Data excerpts
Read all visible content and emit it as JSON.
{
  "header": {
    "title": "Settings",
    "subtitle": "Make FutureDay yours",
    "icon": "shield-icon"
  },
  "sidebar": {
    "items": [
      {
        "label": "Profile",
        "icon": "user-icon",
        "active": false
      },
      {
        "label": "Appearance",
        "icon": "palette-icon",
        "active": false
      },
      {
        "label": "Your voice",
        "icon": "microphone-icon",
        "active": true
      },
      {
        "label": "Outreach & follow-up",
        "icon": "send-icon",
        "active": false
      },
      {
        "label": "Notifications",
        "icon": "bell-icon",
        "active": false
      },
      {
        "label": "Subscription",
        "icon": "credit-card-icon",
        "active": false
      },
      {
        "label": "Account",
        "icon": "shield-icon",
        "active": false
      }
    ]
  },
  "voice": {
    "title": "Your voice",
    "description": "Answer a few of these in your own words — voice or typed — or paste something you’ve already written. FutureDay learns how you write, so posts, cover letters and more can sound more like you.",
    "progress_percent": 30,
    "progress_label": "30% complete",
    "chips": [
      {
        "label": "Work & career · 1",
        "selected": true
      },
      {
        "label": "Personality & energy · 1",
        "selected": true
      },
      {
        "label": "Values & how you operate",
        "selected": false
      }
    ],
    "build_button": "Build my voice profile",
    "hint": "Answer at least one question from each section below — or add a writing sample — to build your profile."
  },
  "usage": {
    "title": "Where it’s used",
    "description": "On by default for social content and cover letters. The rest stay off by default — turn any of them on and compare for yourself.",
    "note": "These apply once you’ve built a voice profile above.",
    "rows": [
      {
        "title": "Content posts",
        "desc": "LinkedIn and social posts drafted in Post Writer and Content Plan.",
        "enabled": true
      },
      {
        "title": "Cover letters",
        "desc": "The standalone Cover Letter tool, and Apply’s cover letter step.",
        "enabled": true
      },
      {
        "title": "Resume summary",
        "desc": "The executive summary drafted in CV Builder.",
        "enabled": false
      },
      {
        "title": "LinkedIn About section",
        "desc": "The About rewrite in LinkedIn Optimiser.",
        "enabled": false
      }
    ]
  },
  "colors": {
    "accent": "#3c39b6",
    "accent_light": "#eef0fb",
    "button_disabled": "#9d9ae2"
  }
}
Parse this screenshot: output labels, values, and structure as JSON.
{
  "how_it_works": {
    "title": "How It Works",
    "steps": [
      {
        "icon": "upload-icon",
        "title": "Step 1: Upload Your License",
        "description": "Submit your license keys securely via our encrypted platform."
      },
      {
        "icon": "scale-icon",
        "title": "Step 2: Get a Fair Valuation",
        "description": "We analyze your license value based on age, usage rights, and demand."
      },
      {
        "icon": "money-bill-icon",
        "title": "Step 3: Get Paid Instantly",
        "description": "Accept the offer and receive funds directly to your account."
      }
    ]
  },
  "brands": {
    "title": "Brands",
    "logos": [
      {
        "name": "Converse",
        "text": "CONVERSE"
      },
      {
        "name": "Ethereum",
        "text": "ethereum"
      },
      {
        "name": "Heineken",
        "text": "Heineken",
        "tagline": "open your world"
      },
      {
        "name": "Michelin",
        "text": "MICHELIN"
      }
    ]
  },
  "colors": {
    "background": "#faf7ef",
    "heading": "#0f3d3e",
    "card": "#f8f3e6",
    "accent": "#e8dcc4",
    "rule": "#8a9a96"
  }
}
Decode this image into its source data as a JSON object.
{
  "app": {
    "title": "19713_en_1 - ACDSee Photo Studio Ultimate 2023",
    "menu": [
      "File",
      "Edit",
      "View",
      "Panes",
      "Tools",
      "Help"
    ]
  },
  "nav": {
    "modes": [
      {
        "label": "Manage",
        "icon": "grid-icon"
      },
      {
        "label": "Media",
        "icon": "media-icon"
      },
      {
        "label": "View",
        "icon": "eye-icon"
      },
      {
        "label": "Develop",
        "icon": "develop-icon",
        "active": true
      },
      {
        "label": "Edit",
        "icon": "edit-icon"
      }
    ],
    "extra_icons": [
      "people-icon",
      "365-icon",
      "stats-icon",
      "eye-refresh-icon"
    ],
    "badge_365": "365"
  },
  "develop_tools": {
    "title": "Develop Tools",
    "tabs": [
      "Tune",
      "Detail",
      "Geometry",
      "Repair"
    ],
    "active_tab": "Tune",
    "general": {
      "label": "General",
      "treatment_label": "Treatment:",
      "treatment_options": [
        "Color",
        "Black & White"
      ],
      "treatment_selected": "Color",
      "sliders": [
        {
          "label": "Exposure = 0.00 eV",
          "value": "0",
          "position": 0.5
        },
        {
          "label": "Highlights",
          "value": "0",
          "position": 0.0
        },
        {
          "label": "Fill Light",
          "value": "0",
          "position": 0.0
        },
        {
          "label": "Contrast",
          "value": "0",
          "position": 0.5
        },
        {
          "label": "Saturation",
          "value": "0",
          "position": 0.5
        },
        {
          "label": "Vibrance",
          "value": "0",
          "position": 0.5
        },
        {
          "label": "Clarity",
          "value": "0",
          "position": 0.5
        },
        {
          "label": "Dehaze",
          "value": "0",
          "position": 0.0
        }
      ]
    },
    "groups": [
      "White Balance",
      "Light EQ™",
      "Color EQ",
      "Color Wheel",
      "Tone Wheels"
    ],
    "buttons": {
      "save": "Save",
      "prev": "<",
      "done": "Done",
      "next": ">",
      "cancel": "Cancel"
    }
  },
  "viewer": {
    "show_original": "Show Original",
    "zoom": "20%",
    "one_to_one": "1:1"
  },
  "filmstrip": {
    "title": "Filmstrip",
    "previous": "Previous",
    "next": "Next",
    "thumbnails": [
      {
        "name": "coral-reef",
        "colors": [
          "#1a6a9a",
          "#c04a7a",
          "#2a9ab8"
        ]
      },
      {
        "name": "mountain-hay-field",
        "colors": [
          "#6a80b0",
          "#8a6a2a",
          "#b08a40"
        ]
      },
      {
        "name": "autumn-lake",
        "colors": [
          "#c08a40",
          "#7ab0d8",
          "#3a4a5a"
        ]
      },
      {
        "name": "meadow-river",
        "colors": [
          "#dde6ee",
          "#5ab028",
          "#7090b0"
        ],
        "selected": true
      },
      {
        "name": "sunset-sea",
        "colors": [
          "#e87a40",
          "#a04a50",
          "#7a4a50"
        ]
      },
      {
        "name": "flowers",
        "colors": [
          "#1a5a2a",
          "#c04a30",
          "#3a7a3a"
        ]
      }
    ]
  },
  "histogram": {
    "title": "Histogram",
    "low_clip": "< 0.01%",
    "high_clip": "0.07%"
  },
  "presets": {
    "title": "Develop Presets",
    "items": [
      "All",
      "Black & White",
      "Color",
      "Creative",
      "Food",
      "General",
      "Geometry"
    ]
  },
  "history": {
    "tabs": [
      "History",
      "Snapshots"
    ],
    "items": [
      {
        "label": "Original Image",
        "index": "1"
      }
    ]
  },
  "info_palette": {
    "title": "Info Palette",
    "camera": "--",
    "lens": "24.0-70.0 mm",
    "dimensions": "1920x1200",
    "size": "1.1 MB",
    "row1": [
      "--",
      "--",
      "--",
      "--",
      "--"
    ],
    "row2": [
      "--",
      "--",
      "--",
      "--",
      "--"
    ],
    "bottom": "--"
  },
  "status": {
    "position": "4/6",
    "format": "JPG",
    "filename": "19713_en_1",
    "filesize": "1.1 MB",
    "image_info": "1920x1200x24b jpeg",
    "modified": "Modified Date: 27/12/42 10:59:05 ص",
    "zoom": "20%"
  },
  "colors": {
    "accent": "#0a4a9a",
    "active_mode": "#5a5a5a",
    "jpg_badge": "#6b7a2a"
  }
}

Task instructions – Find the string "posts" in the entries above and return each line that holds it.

Answer to the problem –
    "description": "Answer a few of these in your own words — voice or typed — or paste something you’ve already written. FutureDay learns how you write, so posts, cover letters and more can sound more like you.",
        "title": "Content posts",
        "desc": "LinkedIn and social posts drafted in Post Writer and Content Plan.",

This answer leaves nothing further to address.